The Big Red Ball experiment was designed to create an effective way of studying solar winds, without actually having to go to the sun. Solar winds can have devastating consequences on satellites, so studying them is crucial in order to protect ourselves from them. Solar winds are created when a hot ball of plasma is ejected from the sun at a point where the magnetic field of the sun is somewhat weaker than other parts. When the plasma breaches the magnetic field at such a point, it gives rise to solar winds. “The solar wind is highly variable, but there are essentially two types: fast and slow,” explains Ethan Peterson, a graduate student in the department of physics at UW–Madison and lead author of the study published online July 29 in Nature Physics. “Satellite missions have documented pretty well where the fast wind comes from, so we were trying to study specifically how the slow solar wind is generated and how it evolves as it travels toward Earth.”
The Big Red Ball allowed the team to recreate the same conditions as the sun in a 3-meter-wide hollow sphere that houses a strong magnet at its core. The team pumped the cavity full of Helium and then ionized the gas. An electric current was then passed through the system to turn the gas into plasma which would interact with the magnetic fields. This experiment would allow the researchers to take measurements of any point in the magnetic field, at any time, in 3-dimensions, something that has not been possible through satellite imaging. The team can also take multiple measurements simultaneously, another task that was previously impossible.
The result of the experiment is that the team has been able to recreate the Parker Spiral in the lab, a phenomenon where the solar winds start causing the magnetic field to spiral. This is caused by fast- and slow-moving solar winds and while we have known the rules that govern fast-moving solar winds, it’s the slow ones that have been a mystery. The experiment was also to determine the cause of “solar plasma burps,” the phenomena that give rise to the slow-moving solar winds.
The team responsible for this breakthrough stress that the Big Red Ball is not a substitute for actual satellite missions. While the experiment does recreate the conditions of the sun rather faithfully (with regards to plasma flow), satellite missions are still able to provide data that wouldn’t be possible to record in this experiment. For example, the Parker Solar Probe launched in 2018 is expected to reach and maybe even dip below the Alfvén surface, the point just above the sun’s surface where the magnetic field weakens. The data provided by the satellite mission, in this case, would be unique, and the first of its kind.

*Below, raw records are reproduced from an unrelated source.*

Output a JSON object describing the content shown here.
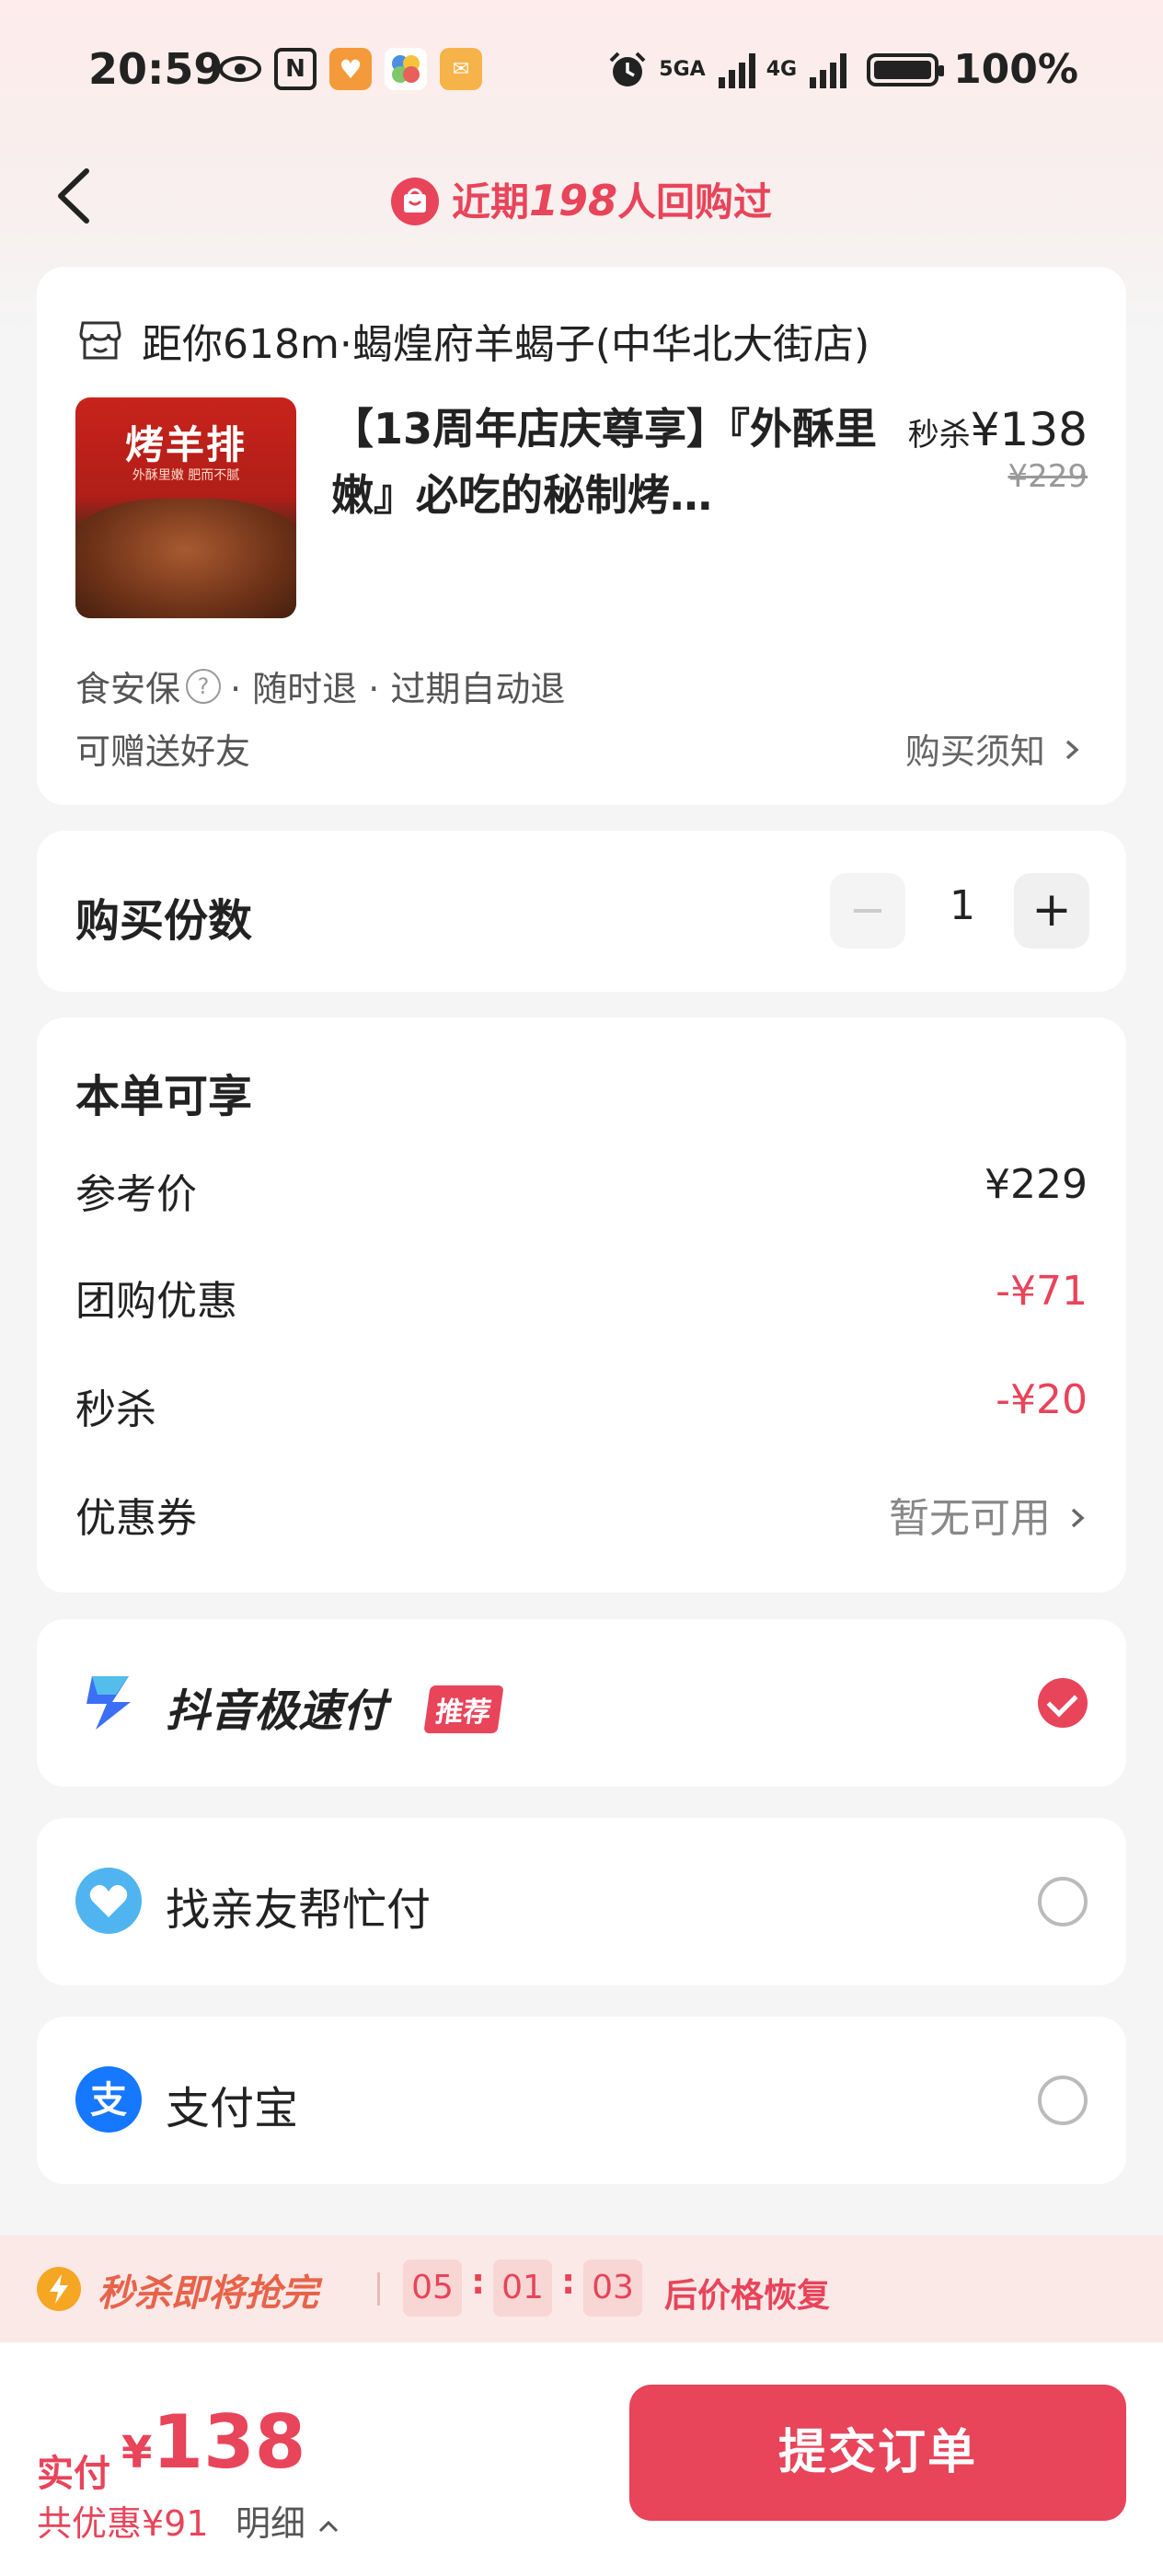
{
  "status_bar": {
    "time": "20:59",
    "net1": "5GA",
    "net2": "4G",
    "battery": "100%"
  },
  "nav": {
    "prefix": "近期",
    "count": "198",
    "suffix": "人回购过"
  },
  "store": {
    "name": "距你618m·蝎煌府羊蝎子(中华北大街店)"
  },
  "deal": {
    "image_title": "烤羊排",
    "image_subtitle": "外酥里嫩  肥而不腻",
    "title": "【13周年店庆尊享】『外酥里嫩』必吃的秘制烤…",
    "price_label": "秒杀",
    "price": "¥138",
    "original_price": "¥229",
    "tag1": "食安保",
    "tag_rest": "· 随时退 · 过期自动退",
    "gift": "可赠送好友",
    "notice": "购买须知"
  },
  "quantity": {
    "label": "购买份数",
    "value": "1",
    "minus": "−",
    "plus": "+"
  },
  "discounts": {
    "title": "本单可享",
    "rows": [
      {
        "label": "参考价",
        "value": "¥229"
      },
      {
        "label": "团购优惠",
        "value": "-¥71"
      },
      {
        "label": "秒杀",
        "value": "-¥20"
      },
      {
        "label": "优惠券",
        "value": "暂无可用"
      }
    ]
  },
  "payments": [
    {
      "label": "抖音极速付",
      "badge": "推荐",
      "selected": true
    },
    {
      "label": "找亲友帮忙付",
      "selected": false
    },
    {
      "label": "支付宝",
      "selected": false
    }
  ],
  "flash_sale": {
    "title": "秒杀即将抢完",
    "hours": "05",
    "minutes": "01",
    "seconds": "03",
    "tail": "后价格恢复"
  },
  "footer": {
    "pay_label": "实付",
    "currency": "¥",
    "amount": "138",
    "saved": "共优惠¥91",
    "detail": "明细",
    "submit": "提交订单"
  },
  "colors": {
    "accent": "#e8445a",
    "flash_orange": "#e8634a"
  }
}
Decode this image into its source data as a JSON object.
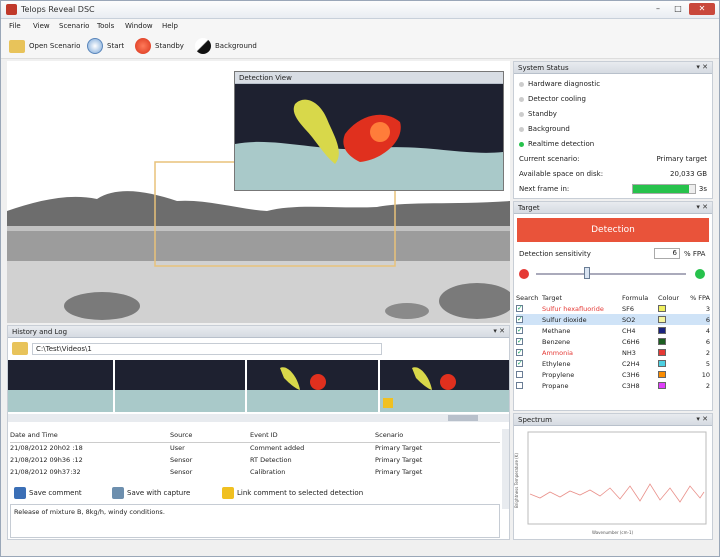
{
  "app": {
    "title": "Telops Reveal DSC"
  },
  "window_controls": [
    "–",
    "□",
    "✕"
  ],
  "menu": [
    "File",
    "View",
    "Scenario",
    "Tools",
    "Window",
    "Help"
  ],
  "toolbar": {
    "open": "Open Scenario",
    "start": "Start",
    "standby": "Standby",
    "background": "Background"
  },
  "detection_view": {
    "title": "Detection View"
  },
  "history": {
    "title": "History and Log",
    "path": "C:\\Test\\Videos\\1",
    "columns": [
      "Date and Time",
      "Source",
      "Event ID",
      "Scenario"
    ],
    "rows": [
      [
        "21/08/2012 20h02 :18",
        "User",
        "Comment added",
        "Primary Target"
      ],
      [
        "21/08/2012 09h36 :12",
        "Sensor",
        "RT Detection",
        "Primary Target"
      ],
      [
        "21/08/2012 09h37:32",
        "Sensor",
        "Calibration",
        "Primary Target"
      ]
    ],
    "buttons": {
      "save_comment": "Save comment",
      "save_capture": "Save with capture",
      "link": "Link comment to selected detection"
    },
    "comment": "Release of mixture B, 8kg/h, windy conditions."
  },
  "system_status": {
    "title": "System Status",
    "items": [
      "Hardware diagnostic",
      "Detector cooling",
      "Standby",
      "Background",
      "Realtime detection"
    ],
    "labels": {
      "scenario": "Current scenario:",
      "space": "Available space on disk:",
      "next": "Next frame in:"
    },
    "values": {
      "scenario": "Primary target",
      "space": "20,033 GB",
      "next": "3s"
    },
    "next_frame_progress": 0.9
  },
  "target": {
    "title": "Target",
    "detection": "Detection",
    "sensitivity_label": "Detection sensitivity",
    "sensitivity_value": "6",
    "sensitivity_unit": "% FPA",
    "columns": [
      "Search",
      "Target",
      "Formula",
      "Colour",
      "% FPA"
    ],
    "rows": [
      {
        "checked": true,
        "name": "Sulfur hexafluoride",
        "formula": "SF6",
        "color": "#f0f060",
        "fpa": "3",
        "alert": true
      },
      {
        "checked": true,
        "name": "Sulfur dioxide",
        "formula": "SO2",
        "color": "#f5f5a0",
        "fpa": "6",
        "alert": false,
        "selected": true
      },
      {
        "checked": true,
        "name": "Methane",
        "formula": "CH4",
        "color": "#1a237e",
        "fpa": "4",
        "alert": false
      },
      {
        "checked": true,
        "name": "Benzene",
        "formula": "C6H6",
        "color": "#1b5e20",
        "fpa": "6",
        "alert": false
      },
      {
        "checked": true,
        "name": "Ammonia",
        "formula": "NH3",
        "color": "#e53935",
        "fpa": "2",
        "alert": true
      },
      {
        "checked": true,
        "name": "Ethylene",
        "formula": "C2H4",
        "color": "#4dd0e1",
        "fpa": "5",
        "alert": false
      },
      {
        "checked": false,
        "name": "Propylene",
        "formula": "C3H6",
        "color": "#fb8c00",
        "fpa": "10",
        "alert": false
      },
      {
        "checked": false,
        "name": "Propane",
        "formula": "C3H8",
        "color": "#e040fb",
        "fpa": "2",
        "alert": false
      }
    ]
  },
  "spectrum": {
    "title": "Spectrum",
    "ylabel": "Brightness Temperature (K)",
    "xlabel": "Wavenumber (cm-1)"
  },
  "colors": {
    "accent": "#e9533a",
    "progress": "#27c24c"
  }
}
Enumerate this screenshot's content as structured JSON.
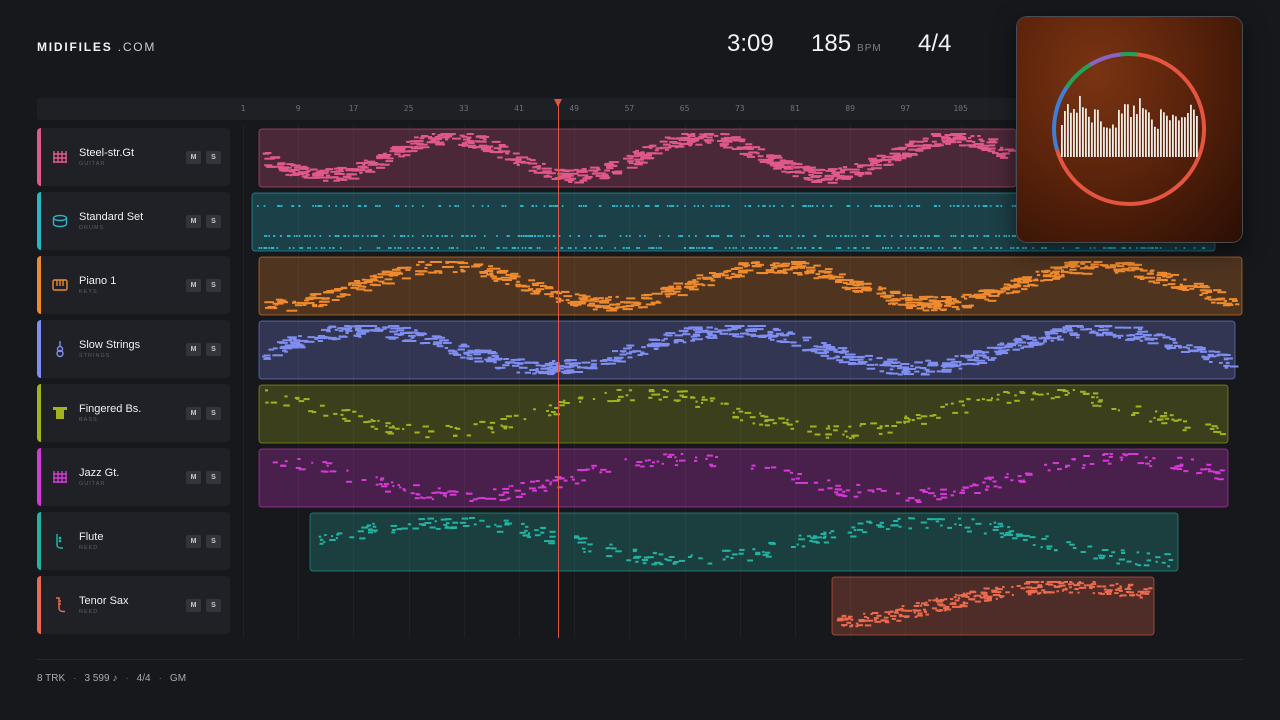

The Big Red Ball is the third “miniature-sun-in-a-lab” that’s been created. The one in Germany is used by scientists to recreate the sun’s light for experiments into producing solar fuels like hydrogen. Perhaps the most promising one is in China, where the team used the experiment for fusion energy and reported successful test firing of their Experimental Advanced Superconducting Tokamak (EAST) reactor. It was reported that the reactor was able to successfully achieve an electron temperature of 100 million degree Celsius, bringing us one step closer to achieving nuclear fusion.